Exercise goal
A complete, exact copy of the data is the required answer.

Stored items from a collection
_ _ _ _ _

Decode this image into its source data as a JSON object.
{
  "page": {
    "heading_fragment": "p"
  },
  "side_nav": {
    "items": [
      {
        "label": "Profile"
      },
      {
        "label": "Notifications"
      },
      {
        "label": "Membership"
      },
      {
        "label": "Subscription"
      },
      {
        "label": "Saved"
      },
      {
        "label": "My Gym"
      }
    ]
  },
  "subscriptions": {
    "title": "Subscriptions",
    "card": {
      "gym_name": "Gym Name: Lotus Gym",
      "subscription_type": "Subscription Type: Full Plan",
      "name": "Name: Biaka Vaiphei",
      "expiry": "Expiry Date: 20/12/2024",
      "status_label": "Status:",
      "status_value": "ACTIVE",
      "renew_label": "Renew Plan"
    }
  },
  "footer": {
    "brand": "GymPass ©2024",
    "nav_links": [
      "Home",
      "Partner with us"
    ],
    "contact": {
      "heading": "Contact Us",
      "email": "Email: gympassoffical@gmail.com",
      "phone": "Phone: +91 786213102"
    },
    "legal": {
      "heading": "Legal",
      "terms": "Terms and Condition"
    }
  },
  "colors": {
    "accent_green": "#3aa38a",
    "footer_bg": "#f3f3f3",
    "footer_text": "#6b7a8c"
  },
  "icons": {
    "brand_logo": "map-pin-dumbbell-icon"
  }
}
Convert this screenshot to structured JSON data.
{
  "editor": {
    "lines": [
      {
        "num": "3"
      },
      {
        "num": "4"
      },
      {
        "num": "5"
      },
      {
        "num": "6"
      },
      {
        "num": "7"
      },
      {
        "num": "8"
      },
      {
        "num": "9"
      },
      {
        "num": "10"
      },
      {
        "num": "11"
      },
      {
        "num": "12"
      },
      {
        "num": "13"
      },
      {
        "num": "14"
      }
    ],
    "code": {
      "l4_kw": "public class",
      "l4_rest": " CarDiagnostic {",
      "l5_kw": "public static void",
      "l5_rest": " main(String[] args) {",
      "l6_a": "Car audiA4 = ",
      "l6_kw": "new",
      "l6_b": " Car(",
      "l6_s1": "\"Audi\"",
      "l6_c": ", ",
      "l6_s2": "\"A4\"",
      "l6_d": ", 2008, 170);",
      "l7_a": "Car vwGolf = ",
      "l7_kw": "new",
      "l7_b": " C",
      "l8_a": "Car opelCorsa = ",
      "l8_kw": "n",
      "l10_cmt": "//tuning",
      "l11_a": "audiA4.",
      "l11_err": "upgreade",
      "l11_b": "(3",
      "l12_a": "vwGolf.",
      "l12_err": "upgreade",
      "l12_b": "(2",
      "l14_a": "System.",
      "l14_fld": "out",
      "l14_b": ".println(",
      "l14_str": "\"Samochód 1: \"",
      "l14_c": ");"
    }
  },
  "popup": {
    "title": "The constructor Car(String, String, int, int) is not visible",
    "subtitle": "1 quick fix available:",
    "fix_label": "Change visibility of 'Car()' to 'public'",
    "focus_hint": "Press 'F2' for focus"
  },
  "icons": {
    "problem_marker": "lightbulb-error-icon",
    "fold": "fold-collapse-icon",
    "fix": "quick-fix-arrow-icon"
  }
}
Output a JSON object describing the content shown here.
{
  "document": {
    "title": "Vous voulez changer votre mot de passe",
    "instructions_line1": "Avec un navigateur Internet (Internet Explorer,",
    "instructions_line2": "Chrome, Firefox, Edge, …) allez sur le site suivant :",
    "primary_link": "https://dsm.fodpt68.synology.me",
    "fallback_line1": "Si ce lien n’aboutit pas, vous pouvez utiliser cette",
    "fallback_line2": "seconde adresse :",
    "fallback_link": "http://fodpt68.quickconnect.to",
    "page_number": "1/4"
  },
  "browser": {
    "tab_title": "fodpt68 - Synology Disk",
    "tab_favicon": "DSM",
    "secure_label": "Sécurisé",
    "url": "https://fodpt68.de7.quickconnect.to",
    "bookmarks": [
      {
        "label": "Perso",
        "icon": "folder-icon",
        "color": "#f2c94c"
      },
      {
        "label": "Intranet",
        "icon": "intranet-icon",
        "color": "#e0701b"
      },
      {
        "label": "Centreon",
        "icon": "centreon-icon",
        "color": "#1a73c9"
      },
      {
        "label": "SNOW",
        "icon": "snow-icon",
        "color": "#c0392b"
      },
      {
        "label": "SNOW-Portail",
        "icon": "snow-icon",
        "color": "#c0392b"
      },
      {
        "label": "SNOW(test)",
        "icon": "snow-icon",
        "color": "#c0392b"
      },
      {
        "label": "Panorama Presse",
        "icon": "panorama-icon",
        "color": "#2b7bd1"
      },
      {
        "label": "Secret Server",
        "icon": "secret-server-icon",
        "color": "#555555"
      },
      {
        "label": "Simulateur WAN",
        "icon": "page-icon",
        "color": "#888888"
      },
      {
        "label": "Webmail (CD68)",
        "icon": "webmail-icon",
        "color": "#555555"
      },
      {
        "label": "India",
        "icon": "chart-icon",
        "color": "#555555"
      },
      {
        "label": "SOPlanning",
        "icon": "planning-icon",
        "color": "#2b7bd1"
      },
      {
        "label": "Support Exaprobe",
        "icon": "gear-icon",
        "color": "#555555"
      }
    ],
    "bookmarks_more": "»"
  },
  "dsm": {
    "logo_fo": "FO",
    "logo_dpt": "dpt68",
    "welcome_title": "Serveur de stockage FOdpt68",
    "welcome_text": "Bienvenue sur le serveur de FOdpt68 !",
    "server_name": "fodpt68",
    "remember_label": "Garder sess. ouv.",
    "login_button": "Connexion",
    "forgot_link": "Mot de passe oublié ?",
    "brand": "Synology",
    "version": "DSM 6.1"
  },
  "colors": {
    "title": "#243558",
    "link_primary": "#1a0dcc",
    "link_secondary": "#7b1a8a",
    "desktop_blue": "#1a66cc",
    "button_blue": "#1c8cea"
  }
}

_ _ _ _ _

Answer box
Decode this image into its source data as a JSON object.
{
  "page": {
    "heading_fragment": "p"
  },
  "side_nav": {
    "items": [
      {
        "label": "Profile"
      },
      {
        "label": "Notifications"
      },
      {
        "label": "Membership"
      },
      {
        "label": "Subscription"
      },
      {
        "label": "Saved"
      },
      {
        "label": "My Gym"
      }
    ]
  },
  "subscriptions": {
    "title": "Subscriptions",
    "card": {
      "gym_name": "Gym Name: Lotus Gym",
      "subscription_type": "Subscription Type: Full Plan",
      "name": "Name: Biaka Vaiphei",
      "expiry": "Expiry Date: 20/12/2024",
      "status_label": "Status:",
      "status_value": "ACTIVE",
      "renew_label": "Renew Plan"
    }
  },
  "footer": {
    "brand": "GymPass ©2024",
    "nav_links": [
      "Home",
      "Partner with us"
    ],
    "contact": {
      "heading": "Contact Us",
      "email": "Email: gympassoffical@gmail.com",
      "phone": "Phone: +91 786213102"
    },
    "legal": {
      "heading": "Legal",
      "terms": "Terms and Condition"
    }
  },
  "colors": {
    "accent_green": "#3aa38a",
    "footer_bg": "#f3f3f3",
    "footer_text": "#6b7a8c"
  },
  "icons": {
    "brand_logo": "map-pin-dumbbell-icon"
  }
}
Convert this screenshot to structured JSON data.
{
  "editor": {
    "lines": [
      {
        "num": "3"
      },
      {
        "num": "4"
      },
      {
        "num": "5"
      },
      {
        "num": "6"
      },
      {
        "num": "7"
      },
      {
        "num": "8"
      },
      {
        "num": "9"
      },
      {
        "num": "10"
      },
      {
        "num": "11"
      },
      {
        "num": "12"
      },
      {
        "num": "13"
      },
      {
        "num": "14"
      }
    ],
    "code": {
      "l4_kw": "public class",
      "l4_rest": " CarDiagnostic {",
      "l5_kw": "public static void",
      "l5_rest": " main(String[] args) {",
      "l6_a": "Car audiA4 = ",
      "l6_kw": "new",
      "l6_b": " Car(",
      "l6_s1": "\"Audi\"",
      "l6_c": ", ",
      "l6_s2": "\"A4\"",
      "l6_d": ", 2008, 170);",
      "l7_a": "Car vwGolf = ",
      "l7_kw": "new",
      "l7_b": " C",
      "l8_a": "Car opelCorsa = ",
      "l8_kw": "n",
      "l10_cmt": "//tuning",
      "l11_a": "audiA4.",
      "l11_err": "upgreade",
      "l11_b": "(3",
      "l12_a": "vwGolf.",
      "l12_err": "upgreade",
      "l12_b": "(2",
      "l14_a": "System.",
      "l14_fld": "out",
      "l14_b": ".println(",
      "l14_str": "\"Samochód 1: \"",
      "l14_c": ");"
    }
  },
  "popup": {
    "title": "The constructor Car(String, String, int, int) is not visible",
    "subtitle": "1 quick fix available:",
    "fix_label": "Change visibility of 'Car()' to 'public'",
    "focus_hint": "Press 'F2' for focus"
  },
  "icons": {
    "problem_marker": "lightbulb-error-icon",
    "fold": "fold-collapse-icon",
    "fix": "quick-fix-arrow-icon"
  }
}
Output a JSON object describing the content shown here.
{
  "document": {
    "title": "Vous voulez changer votre mot de passe",
    "instructions_line1": "Avec un navigateur Internet (Internet Explorer,",
    "instructions_line2": "Chrome, Firefox, Edge, …) allez sur le site suivant :",
    "primary_link": "https://dsm.fodpt68.synology.me",
    "fallback_line1": "Si ce lien n’aboutit pas, vous pouvez utiliser cette",
    "fallback_line2": "seconde adresse :",
    "fallback_link": "http://fodpt68.quickconnect.to",
    "page_number": "1/4"
  },
  "browser": {
    "tab_title": "fodpt68 - Synology Disk",
    "tab_favicon": "DSM",
    "secure_label": "Sécurisé",
    "url": "https://fodpt68.de7.quickconnect.to",
    "bookmarks": [
      {
        "label": "Perso",
        "icon": "folder-icon",
        "color": "#f2c94c"
      },
      {
        "label": "Intranet",
        "icon": "intranet-icon",
        "color": "#e0701b"
      },
      {
        "label": "Centreon",
        "icon": "centreon-icon",
        "color": "#1a73c9"
      },
      {
        "label": "SNOW",
        "icon": "snow-icon",
        "color": "#c0392b"
      },
      {
        "label": "SNOW-Portail",
        "icon": "snow-icon",
        "color": "#c0392b"
      },
      {
        "label": "SNOW(test)",
        "icon": "snow-icon",
        "color": "#c0392b"
      },
      {
        "label": "Panorama Presse",
        "icon": "panorama-icon",
        "color": "#2b7bd1"
      },
      {
        "label": "Secret Server",
        "icon": "secret-server-icon",
        "color": "#555555"
      },
      {
        "label": "Simulateur WAN",
        "icon": "page-icon",
        "color": "#888888"
      },
      {
        "label": "Webmail (CD68)",
        "icon": "webmail-icon",
        "color": "#555555"
      },
      {
        "label": "India",
        "icon": "chart-icon",
        "color": "#555555"
      },
      {
        "label": "SOPlanning",
        "icon": "planning-icon",
        "color": "#2b7bd1"
      },
      {
        "label": "Support Exaprobe",
        "icon": "gear-icon",
        "color": "#555555"
      }
    ],
    "bookmarks_more": "»"
  },
  "dsm": {
    "logo_fo": "FO",
    "logo_dpt": "dpt68",
    "welcome_title": "Serveur de stockage FOdpt68",
    "welcome_text": "Bienvenue sur le serveur de FOdpt68 !",
    "server_name": "fodpt68",
    "remember_label": "Garder sess. ouv.",
    "login_button": "Connexion",
    "forgot_link": "Mot de passe oublié ?",
    "brand": "Synology",
    "version": "DSM 6.1"
  },
  "colors": {
    "title": "#243558",
    "link_primary": "#1a0dcc",
    "link_secondary": "#7b1a8a",
    "desktop_blue": "#1a66cc",
    "button_blue": "#1c8cea"
  }
}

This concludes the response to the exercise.